As competency-based education sweeps the nation, …

Does Your School Facility Need a Makeover?

Does your school facility need a makeover? According to this 2012 report by the National Center for Education Statistics, 53% of American schools are due for such an upgrade. Upgrades can be done in ways to fit almost any school budget. The key for school principals is to stretch the financial resources they have to provide the biggest rate of return possible to enhance student learning and overall school culture.
At a recent visit to my child’s middle school, the principal took me on a tour of recent upgrades made to their front entrance lobby. The building, built quickly and cheaply in the 1970’s has long since reached the status of obsolete in our community, yet we as a voting community just aren’t ready to support a project to build a new middle school. Like so many other principals from coast to coast in this situation, the principal had to look for small ways to make facility upgrades that would have a big impact. The lobby project was this kind of a project. Much to everyone’s s…

Helping Your School to Go Green

Last month for this Education Week blog, Fulbright Distinguished Award in teaching program participant Michael Cruse, a special educator from Arlington, VA, talked about his travels to Israel to study different models for green schools. The highlights of his visit included these four stops: The Bat Yam Farm for Agriculture and Environmental Education in urban Tel Aviv, a working farm run by students, teachers, volunteers, and young adults. The Afek School—a school that teaches elementary students to become citizen scientists by recording and tracking climate data for professional scientists. The Ecological Greenhouse in Kibbutz Ein-Shemer, a research center with a focus on addressing Israel’s needs as a result of population growth.

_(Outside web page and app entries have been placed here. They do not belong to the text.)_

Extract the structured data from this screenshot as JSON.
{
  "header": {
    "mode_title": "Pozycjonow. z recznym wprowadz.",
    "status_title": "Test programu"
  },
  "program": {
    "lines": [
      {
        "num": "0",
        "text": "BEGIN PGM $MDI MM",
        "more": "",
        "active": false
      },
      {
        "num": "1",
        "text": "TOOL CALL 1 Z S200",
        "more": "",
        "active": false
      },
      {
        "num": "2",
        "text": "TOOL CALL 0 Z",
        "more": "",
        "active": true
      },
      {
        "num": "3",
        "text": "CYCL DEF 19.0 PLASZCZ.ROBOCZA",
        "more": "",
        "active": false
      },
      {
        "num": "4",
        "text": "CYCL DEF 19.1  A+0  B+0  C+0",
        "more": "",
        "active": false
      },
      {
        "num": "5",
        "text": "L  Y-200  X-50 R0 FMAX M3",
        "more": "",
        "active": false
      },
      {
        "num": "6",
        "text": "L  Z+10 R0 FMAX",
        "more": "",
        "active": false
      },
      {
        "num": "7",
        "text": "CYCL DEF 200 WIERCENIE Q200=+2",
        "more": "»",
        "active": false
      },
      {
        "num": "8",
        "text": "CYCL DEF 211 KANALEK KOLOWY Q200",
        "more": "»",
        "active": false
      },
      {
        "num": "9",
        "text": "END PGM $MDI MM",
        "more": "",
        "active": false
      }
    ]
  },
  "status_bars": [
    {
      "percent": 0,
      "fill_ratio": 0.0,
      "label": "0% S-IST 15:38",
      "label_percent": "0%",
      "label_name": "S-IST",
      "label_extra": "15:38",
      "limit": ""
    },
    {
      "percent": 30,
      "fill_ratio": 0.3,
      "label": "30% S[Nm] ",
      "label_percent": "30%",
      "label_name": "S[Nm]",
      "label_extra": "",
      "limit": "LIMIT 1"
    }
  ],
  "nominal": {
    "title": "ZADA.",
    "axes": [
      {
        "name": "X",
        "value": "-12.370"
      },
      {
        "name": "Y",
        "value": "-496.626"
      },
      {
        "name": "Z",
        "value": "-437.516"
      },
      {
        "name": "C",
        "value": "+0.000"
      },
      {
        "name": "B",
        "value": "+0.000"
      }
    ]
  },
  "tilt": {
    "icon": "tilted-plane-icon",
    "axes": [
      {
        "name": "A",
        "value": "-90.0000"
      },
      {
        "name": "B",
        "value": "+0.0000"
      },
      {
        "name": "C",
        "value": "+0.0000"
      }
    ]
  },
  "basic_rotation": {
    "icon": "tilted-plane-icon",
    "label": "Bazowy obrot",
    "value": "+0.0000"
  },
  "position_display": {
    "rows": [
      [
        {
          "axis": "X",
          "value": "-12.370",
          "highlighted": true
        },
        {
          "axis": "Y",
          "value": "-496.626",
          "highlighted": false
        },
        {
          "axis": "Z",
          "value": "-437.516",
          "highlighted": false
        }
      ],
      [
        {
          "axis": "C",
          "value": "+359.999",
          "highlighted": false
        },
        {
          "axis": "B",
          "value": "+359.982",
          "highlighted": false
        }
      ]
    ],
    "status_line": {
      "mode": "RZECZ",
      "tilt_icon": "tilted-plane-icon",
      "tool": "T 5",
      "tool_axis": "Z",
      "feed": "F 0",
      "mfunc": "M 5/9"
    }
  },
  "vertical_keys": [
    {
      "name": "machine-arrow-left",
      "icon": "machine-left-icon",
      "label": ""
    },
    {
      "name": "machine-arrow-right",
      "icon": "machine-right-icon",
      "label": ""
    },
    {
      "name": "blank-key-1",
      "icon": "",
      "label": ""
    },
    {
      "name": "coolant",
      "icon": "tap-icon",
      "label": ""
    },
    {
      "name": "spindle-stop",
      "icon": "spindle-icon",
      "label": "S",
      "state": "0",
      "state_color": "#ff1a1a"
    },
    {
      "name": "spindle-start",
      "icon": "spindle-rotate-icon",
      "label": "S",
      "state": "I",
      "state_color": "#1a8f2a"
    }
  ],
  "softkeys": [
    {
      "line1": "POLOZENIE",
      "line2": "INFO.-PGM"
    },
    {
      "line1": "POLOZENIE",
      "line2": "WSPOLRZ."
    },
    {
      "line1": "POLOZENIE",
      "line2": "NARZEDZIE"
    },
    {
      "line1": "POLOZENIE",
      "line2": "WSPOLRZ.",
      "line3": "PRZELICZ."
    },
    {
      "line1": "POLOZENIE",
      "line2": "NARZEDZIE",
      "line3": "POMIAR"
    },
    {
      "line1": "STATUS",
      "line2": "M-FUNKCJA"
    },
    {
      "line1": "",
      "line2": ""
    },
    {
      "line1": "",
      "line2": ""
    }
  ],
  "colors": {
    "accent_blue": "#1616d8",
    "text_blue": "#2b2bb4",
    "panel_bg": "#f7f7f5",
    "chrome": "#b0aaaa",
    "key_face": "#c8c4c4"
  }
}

The Environmental High School, a residential school located on the Negev desert plateau with a mission of providing students direct contact with nature, and the resources to learn to care for it. Cruse’s biggest takeaway from his middle east experience that…